    The planning commission should ignore neighborhood groups and approve or deny contruction based on city law. If you don’t like the rules, vote to change the law. The planning commission should not have to be the moral judge on what is right or wrong based on people crying in front of them or not.

    I hope some reporting happens on this settlement. Did United for Mission get the affordable housing number they wanted, or did they take cash to shut up and go away? Hopefully the former, but if the latter, that’s extortion.

      1. I thought by clicking on your articles I am supporting the reporting. You sell advertisemnets. Advertisers need eyeballs viewing their ads. I’m recomending things that will lead to better content and more eyeballs coming to your website. News outlets that depend on donations are viewed with skepticism as many people will think you will not be objective if it goes against certain donors. In order to maintain objectivity, you need to support yourselves.

        Not to say you are not objective if you receive donations, but perception is reality, especially in your business. Just trying to see Mission Local is around in 20-30 years and not just for another 2 or 3.

        1. John: Quite the contrary. Becoming a member is essential to our survival. The research has long shown that news sites cannot make it on advertising so we don’t clutter our site with a lot of ads – our ad spaces are for local businesses that join.

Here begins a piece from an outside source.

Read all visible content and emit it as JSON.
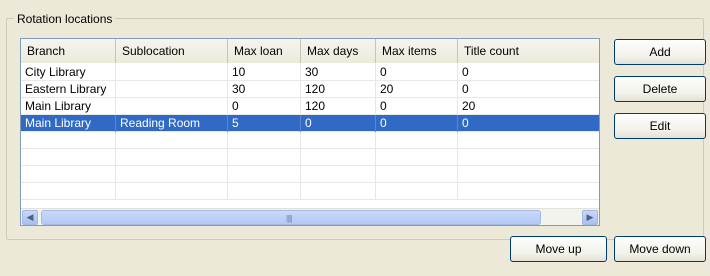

People who read the content and can afford to become a member should. If you value our content, help pay for it. Best, Lydia